A unique partnership between an urban Indian center and a tribal government, the tribally funded Community Center serves nearly 500 Menominee tribal citizens living in the greater Chicago area. The Center and the tribal government work together to ensure that all of its citizens are actively involved in tribal affairs by organizing trips to the reservation, providing full electoral rights for off-reservation citizens, and by holding official tribal legislature meetings at the Center.
In the fight for sovereignty, the citizens of the Mohawk Nation recognized that self-determination was critical in education. The Akwesasne Freedom School (AFS) was created as a place for wholly Mohawk education. Grounding learning and teaching in Mohawk lifeways, the School has survived political, financial, and institutional challenges to become a respected and supported institution of the Mohawk community. Through the ongoing efforts of parents, families and the larger Mohawk Nation community, AFS has played a critical role in the formation of Mohawk identity, citizenship, and nationhood for the past twenty-five years, extending even beyond those who attend the school and into the next generations of Mohawk leadership.
In 2002, the Cherokee Nation carried out a survey of its population and found no fluent Cherokee speakers under the age of 40. The Cherokee Principal Chief declared a state of emergency, and the Nation acted accordingly. With great focus and determination, it launched a multi-faceted initiative designed to revitalize the Cherokee language. Using state- of-the-art knowledge and techniques of language acquisition, the Project includes a language immersion program for pre-school children, a university partnership degree program for certifying Cherokee language teachers, and a set of community language activities. The Project brings together elders, young adults, and children in an effort to preserve not just a language but a people who see in their language the foundation of their own survival.

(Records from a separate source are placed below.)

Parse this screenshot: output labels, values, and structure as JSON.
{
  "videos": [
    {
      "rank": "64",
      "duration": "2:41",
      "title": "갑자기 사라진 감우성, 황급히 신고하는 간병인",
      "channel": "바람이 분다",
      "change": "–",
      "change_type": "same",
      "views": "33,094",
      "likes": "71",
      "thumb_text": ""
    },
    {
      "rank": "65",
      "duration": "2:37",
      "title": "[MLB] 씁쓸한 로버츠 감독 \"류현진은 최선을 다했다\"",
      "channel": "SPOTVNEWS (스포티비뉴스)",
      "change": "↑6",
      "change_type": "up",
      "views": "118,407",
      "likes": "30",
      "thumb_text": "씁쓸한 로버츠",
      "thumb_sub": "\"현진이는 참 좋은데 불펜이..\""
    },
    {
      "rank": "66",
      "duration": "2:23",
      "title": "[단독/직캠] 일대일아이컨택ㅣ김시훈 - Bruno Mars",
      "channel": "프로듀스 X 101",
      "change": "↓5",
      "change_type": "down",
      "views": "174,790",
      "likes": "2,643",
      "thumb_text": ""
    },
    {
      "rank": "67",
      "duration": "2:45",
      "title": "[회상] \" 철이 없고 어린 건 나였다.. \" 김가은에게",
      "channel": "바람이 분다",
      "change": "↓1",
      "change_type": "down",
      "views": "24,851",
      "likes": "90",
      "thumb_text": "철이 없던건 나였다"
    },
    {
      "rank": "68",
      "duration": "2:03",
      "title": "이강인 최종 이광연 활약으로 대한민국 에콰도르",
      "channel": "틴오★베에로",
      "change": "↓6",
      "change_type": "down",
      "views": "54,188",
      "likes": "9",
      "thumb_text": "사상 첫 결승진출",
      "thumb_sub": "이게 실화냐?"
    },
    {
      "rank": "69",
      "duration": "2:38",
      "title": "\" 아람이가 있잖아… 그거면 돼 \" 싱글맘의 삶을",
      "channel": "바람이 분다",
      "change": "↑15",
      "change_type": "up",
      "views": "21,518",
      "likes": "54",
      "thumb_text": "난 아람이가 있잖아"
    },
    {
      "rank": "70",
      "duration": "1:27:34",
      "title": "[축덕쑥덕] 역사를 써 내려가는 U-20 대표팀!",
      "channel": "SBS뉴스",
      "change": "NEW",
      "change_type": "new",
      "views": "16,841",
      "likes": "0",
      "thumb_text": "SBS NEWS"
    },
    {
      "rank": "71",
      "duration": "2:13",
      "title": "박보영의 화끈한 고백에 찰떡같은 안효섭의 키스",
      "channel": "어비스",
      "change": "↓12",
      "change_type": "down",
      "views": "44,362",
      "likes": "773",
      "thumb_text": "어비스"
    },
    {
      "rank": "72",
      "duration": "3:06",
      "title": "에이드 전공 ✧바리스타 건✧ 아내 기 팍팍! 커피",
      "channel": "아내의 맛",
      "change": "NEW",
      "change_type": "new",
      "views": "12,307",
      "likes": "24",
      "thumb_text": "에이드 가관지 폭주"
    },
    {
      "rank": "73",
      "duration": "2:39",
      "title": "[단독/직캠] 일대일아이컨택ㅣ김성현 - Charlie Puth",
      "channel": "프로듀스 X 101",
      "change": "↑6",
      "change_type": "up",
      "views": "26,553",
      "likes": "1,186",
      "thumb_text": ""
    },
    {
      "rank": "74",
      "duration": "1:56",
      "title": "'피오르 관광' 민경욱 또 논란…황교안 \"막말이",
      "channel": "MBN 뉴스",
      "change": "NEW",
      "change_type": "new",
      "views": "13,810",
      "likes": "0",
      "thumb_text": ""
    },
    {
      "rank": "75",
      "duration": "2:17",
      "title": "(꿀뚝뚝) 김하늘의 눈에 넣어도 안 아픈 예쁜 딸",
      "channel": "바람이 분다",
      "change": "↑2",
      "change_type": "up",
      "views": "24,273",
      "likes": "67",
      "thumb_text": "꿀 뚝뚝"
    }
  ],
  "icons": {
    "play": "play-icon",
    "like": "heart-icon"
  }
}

Dedicated to giving community youth the skills necessary for functioning in a modern world while retaining and facilitating traditional knowledge and practices, the Ya Ne Dah Ah is Alaska’s only tribally owned and operated full-time primary school and day care facility. Located in a one-room schoolhouse that receives no federal or state funding, the School’s 20 students – whose CAT scores are higher than their national counterparts – learn Ahtna Athabascan history, language, music, and art from elders, and science and math from tribal foresters, environmentalists, and computer technicians. The School’s board also encourages intensive parental involvement and aggressively monitors student progress.